— WHAT TO WORK ON —
Every single record below is to be reproduced exactly.
[[ MATERIAL TO PROCESS open ]]
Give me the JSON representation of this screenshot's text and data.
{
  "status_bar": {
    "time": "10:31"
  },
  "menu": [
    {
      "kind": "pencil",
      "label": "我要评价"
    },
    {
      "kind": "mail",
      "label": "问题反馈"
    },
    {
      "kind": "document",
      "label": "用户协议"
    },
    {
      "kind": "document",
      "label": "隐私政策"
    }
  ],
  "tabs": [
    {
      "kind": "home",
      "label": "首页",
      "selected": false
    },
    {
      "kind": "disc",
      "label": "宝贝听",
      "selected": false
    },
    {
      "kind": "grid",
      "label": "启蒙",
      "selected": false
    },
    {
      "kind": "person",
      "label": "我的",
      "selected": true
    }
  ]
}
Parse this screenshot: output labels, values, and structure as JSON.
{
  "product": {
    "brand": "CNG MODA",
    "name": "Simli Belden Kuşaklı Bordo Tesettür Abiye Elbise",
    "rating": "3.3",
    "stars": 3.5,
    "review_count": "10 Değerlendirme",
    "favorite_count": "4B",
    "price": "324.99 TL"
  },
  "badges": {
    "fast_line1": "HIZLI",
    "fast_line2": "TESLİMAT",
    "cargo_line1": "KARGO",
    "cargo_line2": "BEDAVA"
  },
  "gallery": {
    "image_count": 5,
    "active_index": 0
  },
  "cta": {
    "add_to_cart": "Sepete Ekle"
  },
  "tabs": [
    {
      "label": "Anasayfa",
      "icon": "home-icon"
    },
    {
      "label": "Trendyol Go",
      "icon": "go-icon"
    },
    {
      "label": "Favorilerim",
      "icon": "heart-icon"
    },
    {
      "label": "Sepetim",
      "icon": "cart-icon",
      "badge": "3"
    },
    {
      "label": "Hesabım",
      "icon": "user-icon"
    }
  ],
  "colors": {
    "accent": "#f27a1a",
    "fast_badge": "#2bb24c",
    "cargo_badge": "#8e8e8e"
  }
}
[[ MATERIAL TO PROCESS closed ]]
— RESULT —
Give me the JSON representation of this screenshot's text and data.
{
  "status_bar": {
    "time": "10:31"
  },
  "menu": [
    {
      "kind": "pencil",
      "label": "我要评价"
    },
    {
      "kind": "mail",
      "label": "问题反馈"
    },
    {
      "kind": "document",
      "label": "用户协议"
    },
    {
      "kind": "document",
      "label": "隐私政策"
    }
  ],
  "tabs": [
    {
      "kind": "home",
      "label": "首页",
      "selected": false
    },
    {
      "kind": "disc",
      "label": "宝贝听",
      "selected": false
    },
    {
      "kind": "grid",
      "label": "启蒙",
      "selected": false
    },
    {
      "kind": "person",
      "label": "我的",
      "selected": true
    }
  ]
}
Parse this screenshot: output labels, values, and structure as JSON.
{
  "product": {
    "brand": "CNG MODA",
    "name": "Simli Belden Kuşaklı Bordo Tesettür Abiye Elbise",
    "rating": "3.3",
    "stars": 3.5,
    "review_count": "10 Değerlendirme",
    "favorite_count": "4B",
    "price": "324.99 TL"
  },
  "badges": {
    "fast_line1": "HIZLI",
    "fast_line2": "TESLİMAT",
    "cargo_line1": "KARGO",
    "cargo_line2": "BEDAVA"
  },
  "gallery": {
    "image_count": 5,
    "active_index": 0
  },
  "cta": {
    "add_to_cart": "Sepete Ekle"
  },
  "tabs": [
    {
      "label": "Anasayfa",
      "icon": "home-icon"
    },
    {
      "label": "Trendyol Go",
      "icon": "go-icon"
    },
    {
      "label": "Favorilerim",
      "icon": "heart-icon"
    },
    {
      "label": "Sepetim",
      "icon": "cart-icon",
      "badge": "3"
    },
    {
      "label": "Hesabım",
      "icon": "user-icon"
    }
  ],
  "colors": {
    "accent": "#f27a1a",
    "fast_badge": "#2bb24c",
    "cargo_badge": "#8e8e8e"
  }
}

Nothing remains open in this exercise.